Skip to content
【☢】 ▷ Hardware, Reviews, News, Tutorials, Help post

Intel’s Rocket Lake-S BMI copies the AMD Ryzen’s FCLK

From the Chiphell forums, a user has gotten a unit of the i7-11700K from a Chinese retailer, and the display reveals just how deep Intel has worked into this Rocket Lake-S architecture. Apparently, the memory controller has changed its configuration and now it could show two settings in the purest style of its rival.

Is Intel copying the way Infinity Fabric works with its IMC?

It is early to assure it as such, but everything seems to indicate this. The restructuring of the cores, the iGPU and the main data buses seems to have made a dent in the way in which Intel plans to work with RAM memory from now on and therefore with its BMI.

Specifically, we are talking about the FCLK parameter of the AMD Ryzen, which dictates the frequency of the Infinity Fabric to interconnect the chiplets and with it the cores. As a general rule, this FCLK is synchronized with the UCLK, which is Intel’s IMC but in AMD, and in turn the FCLK is also synchronized with the MEMCLK.

The peculiarity is that this synchronization is called 1: 1, due to its perfect equivalence in frequency, while if we break that synchronization it is usually called 1: 2 or in certain models of 1/2: 1 plates. This mode allows different frequencies between the named settings, pushing one or more of them to the limit if desired, but most of the time it generates a latency that is only compensated if the frequency rise is high or very high.

Well, the new screenshots from the Chiphell forums reveal that in ASUS motherboards for Rocket Lake-S a parameter called CPU IMC: DRAM Clock.

Final BMI velocity appears to have decreased


Until now, Intel had a somewhat stronger BMI than AMD, but it seems that with Rocket Lake-S they have had to lower the level of this, we understand that due to the internal restructuring of the architecture and the new RING.

The first samples claim that the frequency will crash somewhere close to DDR4-3733 MHz in 1: 1 configuration, that is, asynchronously. Currently, waiting for the new AGESA updates by AMD, the average IMCs of the red team make the DDR4-3600 or 1800 MHz in FCLK in 1: 1 configuration, so in principle they would follow behind in this section within of the Ryzen 5000.


But AMD’s goal is to achieve 2000 MHz FCLK to make DDR4-4000 in a short time across all of its drives. Another data that has also been leaked is that Intel for the first time in many years will lose general latency between RAMs and BMI, just what AMD currently suffers and that is gradually reducing with its new CPUs.
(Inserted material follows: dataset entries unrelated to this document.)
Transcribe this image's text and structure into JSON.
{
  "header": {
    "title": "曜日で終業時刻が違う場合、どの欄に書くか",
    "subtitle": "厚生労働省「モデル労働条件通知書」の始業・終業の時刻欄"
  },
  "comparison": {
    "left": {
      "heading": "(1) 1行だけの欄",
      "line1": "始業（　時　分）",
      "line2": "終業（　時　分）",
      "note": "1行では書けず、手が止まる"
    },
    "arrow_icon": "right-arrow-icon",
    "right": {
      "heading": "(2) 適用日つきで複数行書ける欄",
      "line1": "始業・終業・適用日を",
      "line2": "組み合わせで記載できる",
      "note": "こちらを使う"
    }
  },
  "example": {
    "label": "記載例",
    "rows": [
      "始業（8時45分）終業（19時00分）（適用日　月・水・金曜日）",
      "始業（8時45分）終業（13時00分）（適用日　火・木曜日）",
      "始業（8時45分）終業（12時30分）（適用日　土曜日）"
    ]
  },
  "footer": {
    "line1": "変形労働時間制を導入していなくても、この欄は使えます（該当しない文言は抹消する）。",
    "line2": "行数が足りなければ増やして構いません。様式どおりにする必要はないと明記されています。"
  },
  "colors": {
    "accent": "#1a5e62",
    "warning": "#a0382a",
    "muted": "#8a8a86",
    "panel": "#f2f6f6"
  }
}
So it may be that the difference in performance in gaming is reduced in favor of the red team on that side, but everything indicates that the rise in Intel’s IPC will land in the middle again against its rival.